Construction firms to pay $13.9 million in back pay and wages

The U.S. government has ordered four China-based construction contractors behind IPI’s new casino resort on Garapan to pay a collective $13.9 million in back wages and damages to employees who came from China to work on the casino’s construction site.

According to a press release from the U.S. Department of Labor, investigators with the department’s Wage and Hour Division determined that the foreign-based construction contractors paid their workforce less than the minimum wage and overtime pay required by the Fair Labor Standards Act or FLSA.

The contractors also employed workers from China as “tourists” under a tourist waiver program offered by the CNMI. These workers conducted work on site without proper work visas.

The China-based construction companies, including MCC International Saipan Ltd. Co., Beilida New Materials System Engineering Co. Ltd., Gold Mantis Construction Decoration, and Sino Great Wall International Engineering Co. LLC have been asked to pay $13,972,425 in back wages and liquidated damages to more than 2,400 employees.

Investigators found that in addition to being paid in violation of the minimum wage and overtime requirements, these workers also incurred debt of $6,000 or more when they were required to pay their own airfare and recruitment fees prior to their employment on Saipan.

“These settlements ensure that thousands of workers will receive the wages they legally earned, while simultaneously sending a strong, clear message to other employers,” said Wage and Hour Acting Administrator Bryan Jarrett.

“Employers who evade the law in an attempt to reduce expenses must not gain a competitive advantage over those who play by the rules. Regardless of where work is performed in the U.S. or its territories, we will continue to enforce the law and level the playing field.”
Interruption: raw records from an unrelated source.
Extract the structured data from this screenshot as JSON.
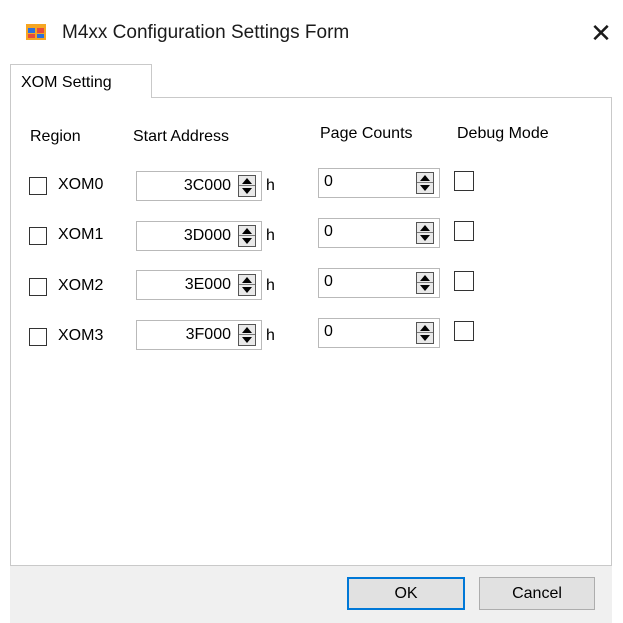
{
  "window": {
    "title": "M4xx Configuration Settings Form",
    "close_symbol": "✕",
    "icon": "app-window-icon"
  },
  "tabs": [
    {
      "label": "XOM Setting",
      "selected": true
    }
  ],
  "headers": {
    "region": "Region",
    "start_address": "Start Address",
    "page_counts": "Page Counts",
    "debug_mode": "Debug Mode"
  },
  "rows": [
    {
      "region": "XOM0",
      "checked": false,
      "address": "3C000",
      "unit": "h",
      "count": "0",
      "debug": false
    },
    {
      "region": "XOM1",
      "checked": false,
      "address": "3D000",
      "unit": "h",
      "count": "0",
      "debug": false
    },
    {
      "region": "XOM2",
      "checked": false,
      "address": "3E000",
      "unit": "h",
      "count": "0",
      "debug": false
    },
    {
      "region": "XOM3",
      "checked": false,
      "address": "3F000",
      "unit": "h",
      "count": "0",
      "debug": false
    }
  ],
  "buttons": {
    "ok": "OK",
    "cancel": "Cancel"
  },
  "colors": {
    "focus_border": "#0078d7",
    "button_face": "#e1e1e1",
    "footer_bg": "#f0f0f0"
  }
}
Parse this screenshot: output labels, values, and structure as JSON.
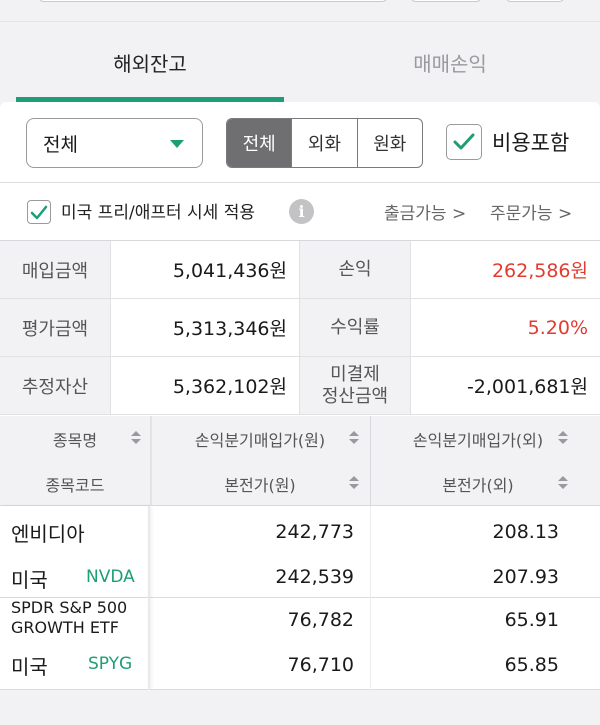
{
  "tabs": {
    "active": "해외잔고",
    "inactive": "매매손익"
  },
  "filter": {
    "select_value": "전체",
    "segments": [
      "전체",
      "외화",
      "원화"
    ],
    "selected_segment": "전체",
    "include_cost_label": "비용포함",
    "include_cost_checked": true
  },
  "pre_after": {
    "label": "미국 프리/애프터 시세 적용",
    "checked": true,
    "link_withdraw": "출금가능 >",
    "link_order": "주문가능 >"
  },
  "summary": {
    "purchase_label": "매입금액",
    "purchase_value": "5,041,436원",
    "pnl_label": "손익",
    "pnl_value": "262,586원",
    "eval_label": "평가금액",
    "eval_value": "5,313,346원",
    "return_label": "수익률",
    "return_value": "5.20%",
    "est_asset_label": "추정자산",
    "est_asset_value": "5,362,102원",
    "unsettled_label_1": "미결제",
    "unsettled_label_2": "정산금액",
    "unsettled_value": "-2,001,681원"
  },
  "holdings_header": {
    "col1_top": "종목명",
    "col1_bottom": "종목코드",
    "col2_top": "손익분기매입가(원)",
    "col2_bottom": "본전가(원)",
    "col3_top": "손익분기매입가(외)",
    "col3_bottom": "본전가(외)"
  },
  "holdings": [
    {
      "name": "엔비디아",
      "country": "미국",
      "code": "NVDA",
      "breakeven_krw": "242,773",
      "breakeven_fx": "208.13",
      "principal_krw": "242,539",
      "principal_fx": "207.93"
    },
    {
      "name_line1": "SPDR S&P 500",
      "name_line2": "GROWTH ETF",
      "country": "미국",
      "code": "SPYG",
      "breakeven_krw": "76,782",
      "breakeven_fx": "65.91",
      "principal_krw": "76,710",
      "principal_fx": "65.85"
    }
  ],
  "colors": {
    "accent_green": "#1e9e76",
    "loss_red": "#e23b2f"
  }
}
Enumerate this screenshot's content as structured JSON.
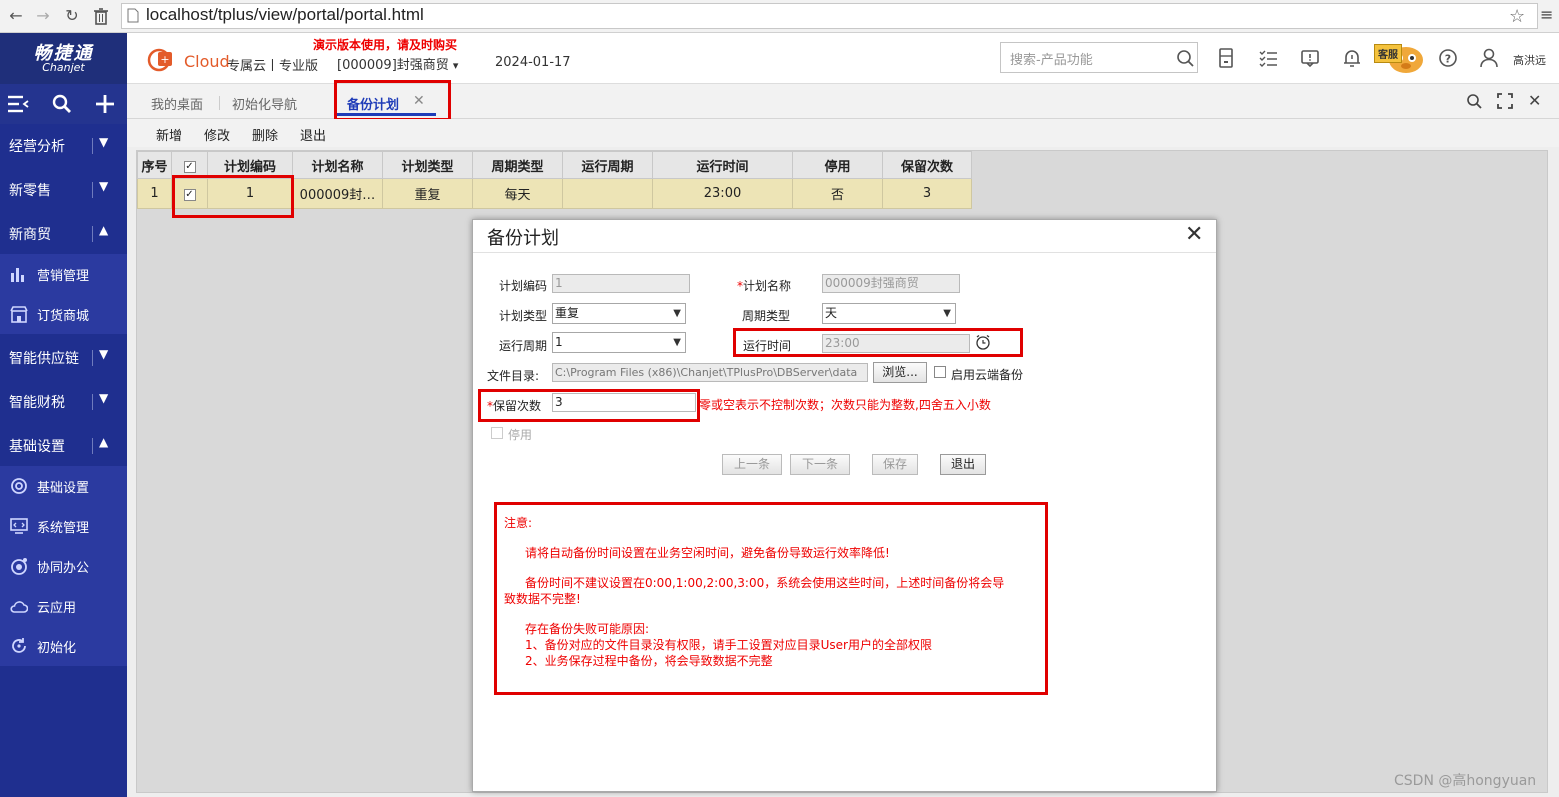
{
  "browser": {
    "url": "localhost/tplus/view/portal/portal.html"
  },
  "header": {
    "logo_cn": "畅捷通",
    "logo_en": "Chanjet",
    "brand": "Cloud",
    "edition": "专属云丨专业版",
    "promo": "演示版本使用，请及时购买",
    "company": "[000009]封强商贸",
    "date": "2024-01-17",
    "search_placeholder": "搜索-产品功能",
    "service_badge": "客服",
    "user": "高洪远"
  },
  "sidebar": {
    "groups": [
      {
        "label": "经营分析",
        "expanded": false
      },
      {
        "label": "新零售",
        "expanded": false
      },
      {
        "label": "新商贸",
        "expanded": true
      },
      {
        "label": "智能供应链",
        "expanded": false
      },
      {
        "label": "智能财税",
        "expanded": false
      },
      {
        "label": "基础设置",
        "expanded": true
      }
    ],
    "sub_trade": [
      {
        "label": "营销管理",
        "icon": "bar-chart-icon"
      },
      {
        "label": "订货商城",
        "icon": "shop-icon"
      }
    ],
    "sub_basic": [
      {
        "label": "基础设置",
        "icon": "gear-icon"
      },
      {
        "label": "系统管理",
        "icon": "monitor-code-icon"
      },
      {
        "label": "协同办公",
        "icon": "collab-icon"
      },
      {
        "label": "云应用",
        "icon": "cloud-icon"
      },
      {
        "label": "初始化",
        "icon": "refresh-icon"
      }
    ]
  },
  "tabs": [
    {
      "label": "我的桌面"
    },
    {
      "label": "初始化导航"
    },
    {
      "label": "备份计划",
      "active": true
    }
  ],
  "toolbar": {
    "add": "新增",
    "edit": "修改",
    "delete": "删除",
    "exit": "退出"
  },
  "grid": {
    "headers": [
      "序号",
      "",
      "计划编码",
      "计划名称",
      "计划类型",
      "周期类型",
      "运行周期",
      "运行时间",
      "停用",
      "保留次数"
    ],
    "row": {
      "seq": "1",
      "checked": true,
      "code": "1",
      "name": "000009封…",
      "type": "重复",
      "cycle_type": "每天",
      "run_cycle": "",
      "run_time": "23:00",
      "disabled": "否",
      "keep": "3"
    }
  },
  "dialog": {
    "title": "备份计划",
    "close": "✕",
    "code_label": "计划编码",
    "code_value": "1",
    "name_label": "计划名称",
    "name_value": "000009封强商贸",
    "type_label": "计划类型",
    "type_value": "重复",
    "cycle_type_label": "周期类型",
    "cycle_type_value": "天",
    "run_cycle_label": "运行周期",
    "run_cycle_value": "1",
    "run_time_label": "运行时间",
    "run_time_value": "23:00",
    "dir_label": "文件目录:",
    "dir_value": "C:\\Program Files (x86)\\Chanjet\\TPlusPro\\DBServer\\data",
    "browse": "浏览...",
    "cloud_backup": "启用云端备份",
    "keep_label": "保留次数",
    "keep_value": "3",
    "keep_hint": "零或空表示不控制次数；次数只能为整数,四舍五入小数",
    "disabled_label": "停用",
    "prev": "上一条",
    "next": "下一条",
    "save": "保存",
    "exit": "退出",
    "note_title": "注意:",
    "note1": "请将自动备份时间设置在业务空闲时间，避免备份导致运行效率降低!",
    "note2a": "备份时间不建议设置在0:00,1:00,2:00,3:00，系统会使用这些时间，上述时间备份将会导",
    "note2b": "致数据不完整!",
    "note3": "存在备份失败可能原因:",
    "note4": "1、备份对应的文件目录没有权限，请手工设置对应目录User用户的全部权限",
    "note5": "2、业务保存过程中备份，将会导致数据不完整"
  },
  "watermark": "CSDN @高hongyuan",
  "colors": {
    "sidebar": "#1f2f8f",
    "highlight": "#e00000",
    "tab_active": "#1f3cb8",
    "row": "#ede4b6"
  }
}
“As the Department of Labor works to prevent visa fraud and abuse, this case represents an example of the Department’s strong commitment to protecting the American workforce by enforcing the law,” said U.S. Secretary of Labor Alexander Acosta.